WORK INSTRUCTIONS >> Give all of the data again exactly as written, omitting every image.

Records from a collection >>
BEGIN

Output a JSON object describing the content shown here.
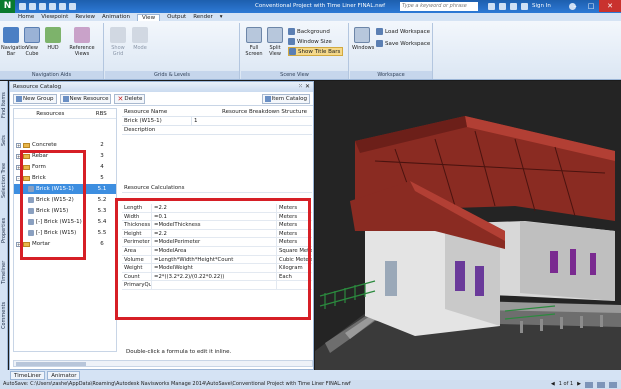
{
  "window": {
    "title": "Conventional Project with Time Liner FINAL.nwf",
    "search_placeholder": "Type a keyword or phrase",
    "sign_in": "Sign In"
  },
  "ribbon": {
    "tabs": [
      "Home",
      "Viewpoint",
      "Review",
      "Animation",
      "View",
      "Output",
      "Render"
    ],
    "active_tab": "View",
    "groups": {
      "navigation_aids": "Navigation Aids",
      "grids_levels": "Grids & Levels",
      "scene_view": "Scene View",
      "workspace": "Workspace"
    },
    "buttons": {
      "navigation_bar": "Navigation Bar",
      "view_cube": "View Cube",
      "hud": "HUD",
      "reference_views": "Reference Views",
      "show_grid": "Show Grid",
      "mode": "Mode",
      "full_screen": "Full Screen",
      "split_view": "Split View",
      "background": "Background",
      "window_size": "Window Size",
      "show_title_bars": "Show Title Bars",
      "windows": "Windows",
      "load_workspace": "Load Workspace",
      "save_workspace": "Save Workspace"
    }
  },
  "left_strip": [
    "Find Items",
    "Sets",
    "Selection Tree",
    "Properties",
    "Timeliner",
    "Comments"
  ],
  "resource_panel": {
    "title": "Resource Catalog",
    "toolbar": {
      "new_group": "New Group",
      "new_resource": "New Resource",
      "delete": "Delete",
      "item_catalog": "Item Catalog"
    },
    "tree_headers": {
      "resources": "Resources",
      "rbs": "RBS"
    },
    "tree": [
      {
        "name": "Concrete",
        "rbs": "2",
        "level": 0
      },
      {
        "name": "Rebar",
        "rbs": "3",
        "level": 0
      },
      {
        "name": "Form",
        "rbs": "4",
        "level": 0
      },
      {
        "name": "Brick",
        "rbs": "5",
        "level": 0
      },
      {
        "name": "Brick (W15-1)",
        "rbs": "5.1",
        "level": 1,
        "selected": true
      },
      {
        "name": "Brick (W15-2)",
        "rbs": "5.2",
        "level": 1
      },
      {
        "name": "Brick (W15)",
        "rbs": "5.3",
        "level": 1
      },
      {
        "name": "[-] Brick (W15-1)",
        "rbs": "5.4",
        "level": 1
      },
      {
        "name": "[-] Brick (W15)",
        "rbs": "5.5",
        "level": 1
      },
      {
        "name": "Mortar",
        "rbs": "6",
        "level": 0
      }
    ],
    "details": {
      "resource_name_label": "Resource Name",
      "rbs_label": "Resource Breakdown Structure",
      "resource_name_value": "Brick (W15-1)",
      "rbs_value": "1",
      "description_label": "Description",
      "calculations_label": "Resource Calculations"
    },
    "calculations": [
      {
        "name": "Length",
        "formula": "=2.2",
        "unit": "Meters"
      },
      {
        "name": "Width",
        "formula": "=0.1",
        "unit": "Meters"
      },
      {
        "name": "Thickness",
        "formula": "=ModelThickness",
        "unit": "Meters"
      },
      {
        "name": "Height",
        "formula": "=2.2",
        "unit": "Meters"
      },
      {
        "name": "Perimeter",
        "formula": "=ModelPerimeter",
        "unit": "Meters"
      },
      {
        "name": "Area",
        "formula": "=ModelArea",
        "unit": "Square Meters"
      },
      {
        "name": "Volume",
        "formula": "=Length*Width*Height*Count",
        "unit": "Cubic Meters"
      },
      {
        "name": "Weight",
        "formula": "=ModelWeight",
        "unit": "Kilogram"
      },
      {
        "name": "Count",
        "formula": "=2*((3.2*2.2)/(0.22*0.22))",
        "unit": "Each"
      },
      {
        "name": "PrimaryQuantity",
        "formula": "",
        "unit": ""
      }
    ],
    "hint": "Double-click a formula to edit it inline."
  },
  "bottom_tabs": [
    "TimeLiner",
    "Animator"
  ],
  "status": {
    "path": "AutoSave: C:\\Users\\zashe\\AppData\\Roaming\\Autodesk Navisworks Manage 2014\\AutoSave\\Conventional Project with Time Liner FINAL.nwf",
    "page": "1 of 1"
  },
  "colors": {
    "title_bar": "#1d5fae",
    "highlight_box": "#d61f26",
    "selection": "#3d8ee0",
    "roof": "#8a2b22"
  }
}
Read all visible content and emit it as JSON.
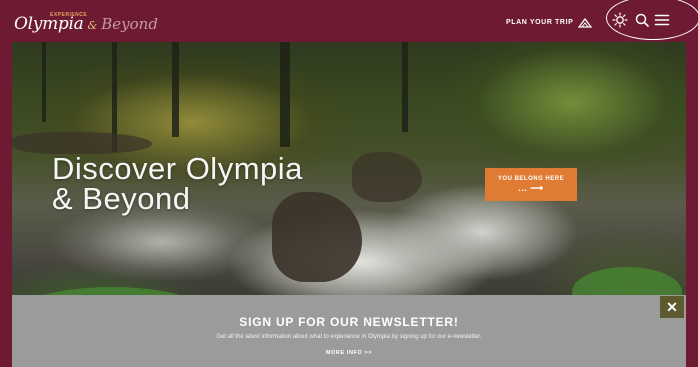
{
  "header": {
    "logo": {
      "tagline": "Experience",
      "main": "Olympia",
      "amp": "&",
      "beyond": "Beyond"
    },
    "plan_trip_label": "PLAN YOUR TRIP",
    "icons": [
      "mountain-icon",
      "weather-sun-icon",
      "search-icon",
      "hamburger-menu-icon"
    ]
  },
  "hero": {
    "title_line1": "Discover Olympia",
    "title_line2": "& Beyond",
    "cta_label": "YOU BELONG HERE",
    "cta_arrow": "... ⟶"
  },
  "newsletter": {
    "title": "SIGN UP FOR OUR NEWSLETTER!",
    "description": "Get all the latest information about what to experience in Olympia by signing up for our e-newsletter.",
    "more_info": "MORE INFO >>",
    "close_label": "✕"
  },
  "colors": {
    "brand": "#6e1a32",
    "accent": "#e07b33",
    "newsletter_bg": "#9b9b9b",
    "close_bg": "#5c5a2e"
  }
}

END

WRITTEN SOLUTION >>
Output a JSON object describing the content shown here.
{
  "window": {
    "title": "Conventional Project with Time Liner FINAL.nwf",
    "search_placeholder": "Type a keyword or phrase",
    "sign_in": "Sign In"
  },
  "ribbon": {
    "tabs": [
      "Home",
      "Viewpoint",
      "Review",
      "Animation",
      "View",
      "Output",
      "Render"
    ],
    "active_tab": "View",
    "groups": {
      "navigation_aids": "Navigation Aids",
      "grids_levels": "Grids & Levels",
      "scene_view": "Scene View",
      "workspace": "Workspace"
    },
    "buttons": {
      "navigation_bar": "Navigation Bar",
      "view_cube": "View Cube",
      "hud": "HUD",
      "reference_views": "Reference Views",
      "show_grid": "Show Grid",
      "mode": "Mode",
      "full_screen": "Full Screen",
      "split_view": "Split View",
      "background": "Background",
      "window_size": "Window Size",
      "show_title_bars": "Show Title Bars",
      "windows": "Windows",
      "load_workspace": "Load Workspace",
      "save_workspace": "Save Workspace"
    }
  },
  "left_strip": [
    "Find Items",
    "Sets",
    "Selection Tree",
    "Properties",
    "Timeliner",
    "Comments"
  ],
  "resource_panel": {
    "title": "Resource Catalog",
    "toolbar": {
      "new_group": "New Group",
      "new_resource": "New Resource",
      "delete": "Delete",
      "item_catalog": "Item Catalog"
    },
    "tree_headers": {
      "resources": "Resources",
      "rbs": "RBS"
    },
    "tree": [
      {
        "name": "Concrete",
        "rbs": "2",
        "level": 0
      },
      {
        "name": "Rebar",
        "rbs": "3",
        "level": 0
      },
      {
        "name": "Form",
        "rbs": "4",
        "level": 0
      },
      {
        "name": "Brick",
        "rbs": "5",
        "level": 0
      },
      {
        "name": "Brick (W15-1)",
        "rbs": "5.1",
        "level": 1,
        "selected": true
      },
      {
        "name": "Brick (W15-2)",
        "rbs": "5.2",
        "level": 1
      },
      {
        "name": "Brick (W15)",
        "rbs": "5.3",
        "level": 1
      },
      {
        "name": "[-] Brick (W15-1)",
        "rbs": "5.4",
        "level": 1
      },
      {
        "name": "[-] Brick (W15)",
        "rbs": "5.5",
        "level": 1
      },
      {
        "name": "Mortar",
        "rbs": "6",
        "level": 0
      }
    ],
    "details": {
      "resource_name_label": "Resource Name",
      "rbs_label": "Resource Breakdown Structure",
      "resource_name_value": "Brick (W15-1)",
      "rbs_value": "1",
      "description_label": "Description",
      "calculations_label": "Resource Calculations"
    },
    "calculations": [
      {
        "name": "Length",
        "formula": "=2.2",
        "unit": "Meters"
      },
      {
        "name": "Width",
        "formula": "=0.1",
        "unit": "Meters"
      },
      {
        "name": "Thickness",
        "formula": "=ModelThickness",
        "unit": "Meters"
      },
      {
        "name": "Height",
        "formula": "=2.2",
        "unit": "Meters"
      },
      {
        "name": "Perimeter",
        "formula": "=ModelPerimeter",
        "unit": "Meters"
      },
      {
        "name": "Area",
        "formula": "=ModelArea",
        "unit": "Square Meters"
      },
      {
        "name": "Volume",
        "formula": "=Length*Width*Height*Count",
        "unit": "Cubic Meters"
      },
      {
        "name": "Weight",
        "formula": "=ModelWeight",
        "unit": "Kilogram"
      },
      {
        "name": "Count",
        "formula": "=2*((3.2*2.2)/(0.22*0.22))",
        "unit": "Each"
      },
      {
        "name": "PrimaryQuantity",
        "formula": "",
        "unit": ""
      }
    ],
    "hint": "Double-click a formula to edit it inline."
  },
  "bottom_tabs": [
    "TimeLiner",
    "Animator"
  ],
  "status": {
    "path": "AutoSave: C:\\Users\\zashe\\AppData\\Roaming\\Autodesk Navisworks Manage 2014\\AutoSave\\Conventional Project with Time Liner FINAL.nwf",
    "page": "1 of 1"
  },
  "colors": {
    "title_bar": "#1d5fae",
    "highlight_box": "#d61f26",
    "selection": "#3d8ee0",
    "roof": "#8a2b22"
  }
}
Read all visible content and emit it as JSON.
{
  "header": {
    "logo": {
      "tagline": "Experience",
      "main": "Olympia",
      "amp": "&",
      "beyond": "Beyond"
    },
    "plan_trip_label": "PLAN YOUR TRIP",
    "icons": [
      "mountain-icon",
      "weather-sun-icon",
      "search-icon",
      "hamburger-menu-icon"
    ]
  },
  "hero": {
    "title_line1": "Discover Olympia",
    "title_line2": "& Beyond",
    "cta_label": "YOU BELONG HERE",
    "cta_arrow": "... ⟶"
  },
  "newsletter": {
    "title": "SIGN UP FOR OUR NEWSLETTER!",
    "description": "Get all the latest information about what to experience in Olympia by signing up for our e-newsletter.",
    "more_info": "MORE INFO >>",
    "close_label": "✕"
  },
  "colors": {
    "brand": "#6e1a32",
    "accent": "#e07b33",
    "newsletter_bg": "#9b9b9b",
    "close_bg": "#5c5a2e"
  }
}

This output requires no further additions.